Estate planning is not just one afternoon of dedicated dictation. You have a lot to work through when it comes to communicating with your family and making sure your will describes your wishes clearly.
In the event that you change your mind about any of it, you may wish to go back to the drawing board for a new will with updated wishes. However, as Virginia statute allows, you may only need a codicil if you wish to make small amendments.
Moments for a codicil
As you grow older, your priorities may change. You may make new friends or even fall out with some. A codicil can help you add a new beneficiary or highlight a new piece of property. In the event you wish to change your executor, a codicil can even do that.
Moments for a new will
Sometimes big changes or events alter things in your life enough that a complete redraft of your will is useful. This can include marrying into a new family with more beneficiaries to divide your estate with. It is a good rule of thumb to review your will every four or five years to make sure that your wishes then align with your wishes today.
Documenting both correctly

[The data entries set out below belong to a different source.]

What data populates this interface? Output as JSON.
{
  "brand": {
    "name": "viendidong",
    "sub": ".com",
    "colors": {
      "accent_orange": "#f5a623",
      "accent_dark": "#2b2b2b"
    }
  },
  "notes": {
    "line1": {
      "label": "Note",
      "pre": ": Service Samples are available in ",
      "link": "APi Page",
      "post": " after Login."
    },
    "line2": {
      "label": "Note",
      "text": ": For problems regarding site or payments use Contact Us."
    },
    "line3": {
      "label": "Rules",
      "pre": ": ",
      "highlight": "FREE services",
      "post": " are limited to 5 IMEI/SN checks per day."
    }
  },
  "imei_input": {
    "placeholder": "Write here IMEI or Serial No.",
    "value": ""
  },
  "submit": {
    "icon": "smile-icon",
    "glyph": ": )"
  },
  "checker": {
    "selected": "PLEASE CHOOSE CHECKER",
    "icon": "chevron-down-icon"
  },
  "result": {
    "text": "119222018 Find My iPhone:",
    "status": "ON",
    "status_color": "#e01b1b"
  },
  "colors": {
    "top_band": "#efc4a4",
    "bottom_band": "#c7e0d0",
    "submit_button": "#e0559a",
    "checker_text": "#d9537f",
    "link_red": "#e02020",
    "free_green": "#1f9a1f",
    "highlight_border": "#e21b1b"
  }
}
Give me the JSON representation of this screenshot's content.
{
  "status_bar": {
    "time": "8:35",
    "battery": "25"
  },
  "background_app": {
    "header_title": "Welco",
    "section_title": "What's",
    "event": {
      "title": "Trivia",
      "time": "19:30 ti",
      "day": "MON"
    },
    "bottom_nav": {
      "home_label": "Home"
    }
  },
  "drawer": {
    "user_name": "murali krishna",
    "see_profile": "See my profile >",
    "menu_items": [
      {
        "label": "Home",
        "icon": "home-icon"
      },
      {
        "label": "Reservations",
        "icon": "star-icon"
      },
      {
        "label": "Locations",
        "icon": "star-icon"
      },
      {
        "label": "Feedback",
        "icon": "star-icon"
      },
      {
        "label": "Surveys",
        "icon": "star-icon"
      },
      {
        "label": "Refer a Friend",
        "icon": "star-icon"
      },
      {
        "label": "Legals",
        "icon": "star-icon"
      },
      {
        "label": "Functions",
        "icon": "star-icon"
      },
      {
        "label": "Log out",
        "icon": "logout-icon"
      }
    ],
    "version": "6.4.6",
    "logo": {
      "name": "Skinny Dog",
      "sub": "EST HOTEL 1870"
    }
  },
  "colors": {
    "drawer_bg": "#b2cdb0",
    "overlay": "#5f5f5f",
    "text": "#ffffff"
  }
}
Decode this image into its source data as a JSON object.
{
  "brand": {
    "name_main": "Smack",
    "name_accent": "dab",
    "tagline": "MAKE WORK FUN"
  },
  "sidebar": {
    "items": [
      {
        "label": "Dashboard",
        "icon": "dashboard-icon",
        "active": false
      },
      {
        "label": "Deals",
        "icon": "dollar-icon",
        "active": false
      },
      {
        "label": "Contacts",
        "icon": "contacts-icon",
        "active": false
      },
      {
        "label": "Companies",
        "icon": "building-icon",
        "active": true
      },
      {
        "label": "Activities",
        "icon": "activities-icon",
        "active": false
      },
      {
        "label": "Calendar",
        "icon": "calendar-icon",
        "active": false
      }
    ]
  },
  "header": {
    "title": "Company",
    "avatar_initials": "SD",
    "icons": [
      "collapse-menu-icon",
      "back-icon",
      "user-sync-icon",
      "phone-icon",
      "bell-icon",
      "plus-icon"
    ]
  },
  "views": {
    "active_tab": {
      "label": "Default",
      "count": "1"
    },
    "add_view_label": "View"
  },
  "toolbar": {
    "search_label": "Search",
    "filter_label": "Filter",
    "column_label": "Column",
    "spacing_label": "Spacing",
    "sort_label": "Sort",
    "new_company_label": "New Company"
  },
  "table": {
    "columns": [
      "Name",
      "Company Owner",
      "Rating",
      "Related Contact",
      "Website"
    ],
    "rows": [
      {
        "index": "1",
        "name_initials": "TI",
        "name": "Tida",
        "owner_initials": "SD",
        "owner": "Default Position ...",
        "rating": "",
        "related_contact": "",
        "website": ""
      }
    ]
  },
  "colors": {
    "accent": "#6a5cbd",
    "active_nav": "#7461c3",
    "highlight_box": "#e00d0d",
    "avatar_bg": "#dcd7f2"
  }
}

A codicil requires the same witnessing and notarizing for the probate process to recognize it. People must also attest to their soundness of mind. When altering a will with a codicil or drafting a new will, it is important to lean on all available resources in order to create a clear, defining document of your last will and testament.